- Fresh mint leaves
- Fresh dill leaves
- Flaky sea salt (or kosher salt)
Basil Vinaigrette (this makes 1 cup, so you’ll have plenty extra)
- 1 shallot, roughly chopped
- 2 cups (95 grams) tightly packed fresh basil leaves (stems removed)
- 1 clove garlic
- ½ teaspoon red pepper flakes
- ½ cup extra-virgin olive oil
- 2 tablespoons red wine vinegar
- 1 teaspoon kosher salt, plus more as needed
- Freshly ground black pepper
- Preheat the oven to 425 degrees Fahrenheit. Line a large, rimmed baking sheet with parchment paper.
- Scrub and trim the beets and slice them into wedges (about ½ to ¾-inch thick on the widest edge). Toss the beets and shallots with the olive oil and season with the red pepper flakes (go easy on the flakes if you’re sensitive to spice), salt and pepper. Transfer the seasoned beets and shallots to the prepared baking sheet (it’s ok if they overlap) and roast for 40 to 50 minutes, until fork tender. Remove from the oven and set aside to come to room temperature.
- To make the basil vinaigrette: In a high-powered blender or food processor, combine the shallot, basil, garlic, red pepper flakes, olive oil, red wine vinegar, and salt. Blend for 1 minute, or until very smooth. Season to taste with salt and pepper.
- Spread the labneh on a large platter, dollop with basil vinaigrette, and scatter with the beets and avocado wedges. Sprinkle with fresh mint leaves, dill, and flaky salt (don’t hold back) and serve.

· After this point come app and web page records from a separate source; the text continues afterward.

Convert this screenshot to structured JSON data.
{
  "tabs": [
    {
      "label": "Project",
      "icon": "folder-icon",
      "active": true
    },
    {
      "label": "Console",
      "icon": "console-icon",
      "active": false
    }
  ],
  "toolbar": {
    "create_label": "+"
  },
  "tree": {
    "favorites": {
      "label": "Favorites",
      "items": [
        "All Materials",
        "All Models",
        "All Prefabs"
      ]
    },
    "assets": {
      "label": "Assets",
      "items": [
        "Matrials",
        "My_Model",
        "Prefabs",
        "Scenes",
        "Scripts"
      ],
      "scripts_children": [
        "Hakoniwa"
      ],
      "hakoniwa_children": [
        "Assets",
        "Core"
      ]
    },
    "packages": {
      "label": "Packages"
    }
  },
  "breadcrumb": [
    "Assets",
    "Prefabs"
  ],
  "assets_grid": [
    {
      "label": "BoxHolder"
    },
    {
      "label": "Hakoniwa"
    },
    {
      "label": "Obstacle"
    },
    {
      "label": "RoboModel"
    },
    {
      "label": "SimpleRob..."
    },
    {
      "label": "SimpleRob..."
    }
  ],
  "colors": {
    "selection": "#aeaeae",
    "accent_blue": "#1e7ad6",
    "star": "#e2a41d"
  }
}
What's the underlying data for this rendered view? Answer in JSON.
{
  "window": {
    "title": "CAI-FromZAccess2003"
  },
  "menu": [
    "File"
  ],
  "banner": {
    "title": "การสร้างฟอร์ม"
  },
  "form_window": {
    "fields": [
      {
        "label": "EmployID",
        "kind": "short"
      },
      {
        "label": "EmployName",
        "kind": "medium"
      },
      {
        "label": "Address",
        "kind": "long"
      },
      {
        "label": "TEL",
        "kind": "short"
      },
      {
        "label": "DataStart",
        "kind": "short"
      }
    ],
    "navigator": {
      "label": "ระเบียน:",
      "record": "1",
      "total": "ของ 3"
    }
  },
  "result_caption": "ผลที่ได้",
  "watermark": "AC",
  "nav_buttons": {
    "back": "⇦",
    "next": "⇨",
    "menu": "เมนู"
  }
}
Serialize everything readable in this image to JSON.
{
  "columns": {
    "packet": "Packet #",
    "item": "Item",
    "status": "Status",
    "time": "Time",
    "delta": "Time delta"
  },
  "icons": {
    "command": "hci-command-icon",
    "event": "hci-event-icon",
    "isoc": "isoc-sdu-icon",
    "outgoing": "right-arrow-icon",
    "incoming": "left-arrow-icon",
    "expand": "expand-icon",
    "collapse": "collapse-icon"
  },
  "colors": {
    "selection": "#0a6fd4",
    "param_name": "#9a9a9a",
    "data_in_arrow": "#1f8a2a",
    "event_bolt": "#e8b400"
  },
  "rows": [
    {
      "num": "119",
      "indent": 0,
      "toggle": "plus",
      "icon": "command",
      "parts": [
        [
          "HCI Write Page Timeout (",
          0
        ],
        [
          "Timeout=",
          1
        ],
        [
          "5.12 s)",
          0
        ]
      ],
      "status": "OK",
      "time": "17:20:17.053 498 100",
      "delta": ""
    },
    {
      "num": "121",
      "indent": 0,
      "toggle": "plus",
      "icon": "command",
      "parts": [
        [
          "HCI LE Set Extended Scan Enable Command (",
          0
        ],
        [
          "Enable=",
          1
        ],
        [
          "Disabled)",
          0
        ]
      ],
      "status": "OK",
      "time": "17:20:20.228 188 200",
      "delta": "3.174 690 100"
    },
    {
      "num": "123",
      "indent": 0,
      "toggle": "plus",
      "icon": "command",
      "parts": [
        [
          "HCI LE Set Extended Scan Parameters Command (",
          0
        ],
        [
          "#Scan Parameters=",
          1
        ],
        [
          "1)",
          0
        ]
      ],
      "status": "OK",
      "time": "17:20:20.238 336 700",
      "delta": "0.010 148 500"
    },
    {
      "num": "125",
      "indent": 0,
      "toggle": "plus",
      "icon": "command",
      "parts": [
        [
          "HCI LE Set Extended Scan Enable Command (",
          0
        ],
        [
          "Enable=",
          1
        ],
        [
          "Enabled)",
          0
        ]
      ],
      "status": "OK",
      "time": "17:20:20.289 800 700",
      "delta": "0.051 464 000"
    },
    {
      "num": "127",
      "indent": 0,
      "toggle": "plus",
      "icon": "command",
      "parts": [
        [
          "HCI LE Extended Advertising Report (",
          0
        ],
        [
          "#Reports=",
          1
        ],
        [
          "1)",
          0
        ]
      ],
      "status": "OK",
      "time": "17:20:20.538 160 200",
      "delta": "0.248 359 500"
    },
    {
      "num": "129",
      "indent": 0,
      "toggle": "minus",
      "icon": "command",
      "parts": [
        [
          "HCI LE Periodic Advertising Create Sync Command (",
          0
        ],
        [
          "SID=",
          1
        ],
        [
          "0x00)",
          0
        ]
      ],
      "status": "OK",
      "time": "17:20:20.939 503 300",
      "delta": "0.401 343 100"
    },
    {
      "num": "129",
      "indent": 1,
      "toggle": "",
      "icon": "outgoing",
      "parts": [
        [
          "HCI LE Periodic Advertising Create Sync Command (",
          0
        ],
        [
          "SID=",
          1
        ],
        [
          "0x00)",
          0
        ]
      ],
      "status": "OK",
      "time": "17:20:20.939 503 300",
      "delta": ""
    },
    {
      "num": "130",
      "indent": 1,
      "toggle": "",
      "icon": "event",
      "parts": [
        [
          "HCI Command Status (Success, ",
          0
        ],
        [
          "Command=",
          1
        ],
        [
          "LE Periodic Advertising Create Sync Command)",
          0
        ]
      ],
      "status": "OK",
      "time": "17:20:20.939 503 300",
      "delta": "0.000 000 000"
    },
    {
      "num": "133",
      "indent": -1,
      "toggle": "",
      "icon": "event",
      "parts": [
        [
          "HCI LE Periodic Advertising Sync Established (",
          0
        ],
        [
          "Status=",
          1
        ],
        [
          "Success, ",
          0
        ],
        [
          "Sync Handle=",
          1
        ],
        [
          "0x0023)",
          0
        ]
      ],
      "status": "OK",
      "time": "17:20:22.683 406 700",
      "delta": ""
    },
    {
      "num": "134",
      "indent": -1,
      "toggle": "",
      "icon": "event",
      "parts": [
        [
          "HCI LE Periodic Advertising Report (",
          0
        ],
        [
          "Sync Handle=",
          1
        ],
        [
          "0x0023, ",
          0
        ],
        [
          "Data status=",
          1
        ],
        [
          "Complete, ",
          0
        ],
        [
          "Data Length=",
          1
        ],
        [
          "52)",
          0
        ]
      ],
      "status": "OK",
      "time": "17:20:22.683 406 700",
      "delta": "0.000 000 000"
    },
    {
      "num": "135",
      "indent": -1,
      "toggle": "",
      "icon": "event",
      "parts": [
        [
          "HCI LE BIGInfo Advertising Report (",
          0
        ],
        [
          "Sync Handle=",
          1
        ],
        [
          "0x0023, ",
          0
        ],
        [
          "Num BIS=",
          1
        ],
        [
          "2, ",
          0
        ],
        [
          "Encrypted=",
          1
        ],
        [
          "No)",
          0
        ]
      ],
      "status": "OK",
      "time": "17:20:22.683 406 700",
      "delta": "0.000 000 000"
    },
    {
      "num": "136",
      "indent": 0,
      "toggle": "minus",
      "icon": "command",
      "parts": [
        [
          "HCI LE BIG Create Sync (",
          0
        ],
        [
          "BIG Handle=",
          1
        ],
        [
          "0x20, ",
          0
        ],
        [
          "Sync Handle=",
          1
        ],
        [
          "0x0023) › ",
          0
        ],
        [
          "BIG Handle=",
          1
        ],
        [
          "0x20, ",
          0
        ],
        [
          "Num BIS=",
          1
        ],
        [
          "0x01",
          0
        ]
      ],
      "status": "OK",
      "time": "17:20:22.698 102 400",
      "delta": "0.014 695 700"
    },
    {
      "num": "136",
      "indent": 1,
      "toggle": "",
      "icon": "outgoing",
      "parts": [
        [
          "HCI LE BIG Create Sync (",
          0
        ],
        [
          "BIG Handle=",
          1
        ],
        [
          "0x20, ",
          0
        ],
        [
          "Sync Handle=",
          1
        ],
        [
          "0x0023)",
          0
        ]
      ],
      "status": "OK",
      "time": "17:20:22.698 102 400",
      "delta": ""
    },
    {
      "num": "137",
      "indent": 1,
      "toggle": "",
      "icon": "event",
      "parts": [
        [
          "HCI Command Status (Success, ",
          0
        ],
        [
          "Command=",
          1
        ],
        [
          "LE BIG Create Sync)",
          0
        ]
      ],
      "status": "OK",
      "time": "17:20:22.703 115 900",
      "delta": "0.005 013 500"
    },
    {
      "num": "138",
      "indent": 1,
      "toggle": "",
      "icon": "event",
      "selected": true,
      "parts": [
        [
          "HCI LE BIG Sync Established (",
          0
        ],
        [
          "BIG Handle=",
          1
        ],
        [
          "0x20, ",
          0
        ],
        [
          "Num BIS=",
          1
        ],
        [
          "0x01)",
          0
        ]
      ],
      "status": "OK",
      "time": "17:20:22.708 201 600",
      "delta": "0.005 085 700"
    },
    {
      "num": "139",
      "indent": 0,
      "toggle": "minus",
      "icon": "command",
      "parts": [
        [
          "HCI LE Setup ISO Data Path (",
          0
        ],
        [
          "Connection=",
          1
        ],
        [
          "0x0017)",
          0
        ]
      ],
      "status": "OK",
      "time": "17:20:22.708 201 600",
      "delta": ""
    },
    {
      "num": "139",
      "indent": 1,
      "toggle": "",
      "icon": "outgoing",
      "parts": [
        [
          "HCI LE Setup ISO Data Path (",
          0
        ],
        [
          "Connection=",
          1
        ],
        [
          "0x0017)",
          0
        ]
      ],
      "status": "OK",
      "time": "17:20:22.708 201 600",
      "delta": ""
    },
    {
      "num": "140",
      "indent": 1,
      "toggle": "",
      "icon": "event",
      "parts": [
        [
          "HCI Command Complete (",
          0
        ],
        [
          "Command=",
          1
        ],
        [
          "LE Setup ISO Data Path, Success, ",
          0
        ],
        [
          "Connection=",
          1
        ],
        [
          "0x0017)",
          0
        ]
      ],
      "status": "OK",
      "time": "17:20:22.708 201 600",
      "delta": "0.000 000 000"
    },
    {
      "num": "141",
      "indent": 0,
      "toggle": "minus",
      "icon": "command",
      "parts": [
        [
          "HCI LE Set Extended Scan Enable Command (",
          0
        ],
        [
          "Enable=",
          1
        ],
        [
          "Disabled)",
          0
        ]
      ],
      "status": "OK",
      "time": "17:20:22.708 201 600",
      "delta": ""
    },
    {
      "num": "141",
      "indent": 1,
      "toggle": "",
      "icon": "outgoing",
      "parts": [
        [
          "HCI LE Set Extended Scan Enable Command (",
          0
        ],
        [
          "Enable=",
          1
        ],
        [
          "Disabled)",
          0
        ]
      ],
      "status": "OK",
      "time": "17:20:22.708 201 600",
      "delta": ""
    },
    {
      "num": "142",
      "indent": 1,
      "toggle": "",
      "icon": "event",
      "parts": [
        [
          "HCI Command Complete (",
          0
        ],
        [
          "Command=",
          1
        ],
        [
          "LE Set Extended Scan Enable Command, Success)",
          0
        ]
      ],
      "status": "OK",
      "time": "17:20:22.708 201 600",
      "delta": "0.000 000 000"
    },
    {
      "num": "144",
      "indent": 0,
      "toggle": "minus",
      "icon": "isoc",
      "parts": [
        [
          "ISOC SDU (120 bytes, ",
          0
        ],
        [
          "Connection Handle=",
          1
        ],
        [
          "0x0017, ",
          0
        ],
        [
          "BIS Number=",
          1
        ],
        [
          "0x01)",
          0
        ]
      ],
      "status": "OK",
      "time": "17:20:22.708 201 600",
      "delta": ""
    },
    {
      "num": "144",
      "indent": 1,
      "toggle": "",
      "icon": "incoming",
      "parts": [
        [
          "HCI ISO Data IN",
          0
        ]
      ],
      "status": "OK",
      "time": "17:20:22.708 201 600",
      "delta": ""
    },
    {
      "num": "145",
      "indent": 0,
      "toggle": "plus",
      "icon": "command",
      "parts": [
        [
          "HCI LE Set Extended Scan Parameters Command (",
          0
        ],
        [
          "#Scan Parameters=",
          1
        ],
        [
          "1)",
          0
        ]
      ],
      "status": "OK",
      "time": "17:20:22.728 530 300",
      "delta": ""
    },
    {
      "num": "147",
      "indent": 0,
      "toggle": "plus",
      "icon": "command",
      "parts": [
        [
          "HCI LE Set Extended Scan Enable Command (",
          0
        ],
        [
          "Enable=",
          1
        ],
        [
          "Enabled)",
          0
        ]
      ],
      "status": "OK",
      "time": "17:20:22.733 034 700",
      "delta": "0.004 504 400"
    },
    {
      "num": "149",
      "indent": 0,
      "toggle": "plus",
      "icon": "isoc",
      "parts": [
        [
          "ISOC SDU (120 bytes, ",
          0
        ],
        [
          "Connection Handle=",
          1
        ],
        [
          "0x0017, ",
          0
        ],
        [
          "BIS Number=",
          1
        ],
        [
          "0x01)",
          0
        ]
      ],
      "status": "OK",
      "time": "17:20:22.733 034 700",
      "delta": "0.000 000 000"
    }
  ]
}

This recipe comes from Cook What You Want by Gaby Dalkin. I added a few of my cooking notes in parentheses.
Labneh note: I cheated and use Siggi’s 4% yogurt instead. Gaby suggests that you can find labneh, an extra-thick yogurt, at specialty markets. Or, strain plain Greek yogurt through a cheesecloth for a few hours.
Change it up: If you can’t find fresh basil, dill and mint, you could simplify and use just one. Feel free to substitute Italian parsley or cilantro for any/all of them—beets go well with all of these herbs.
Storage suggestions and leftovers: This dish should keep well in the refrigerator, covered, for about three days. Leftover basil vinaigrette is great on fresh, summery salads. It will keep in the fridge for up to three days.
Make it dairy free/vegan: You could use vegan sour cream in place of the labneh.
▸ Nutrition Information
The information shown is an estimate provided by an online nutrition calculator. It should not be considered a substitute for a professional nutritionist’s advice.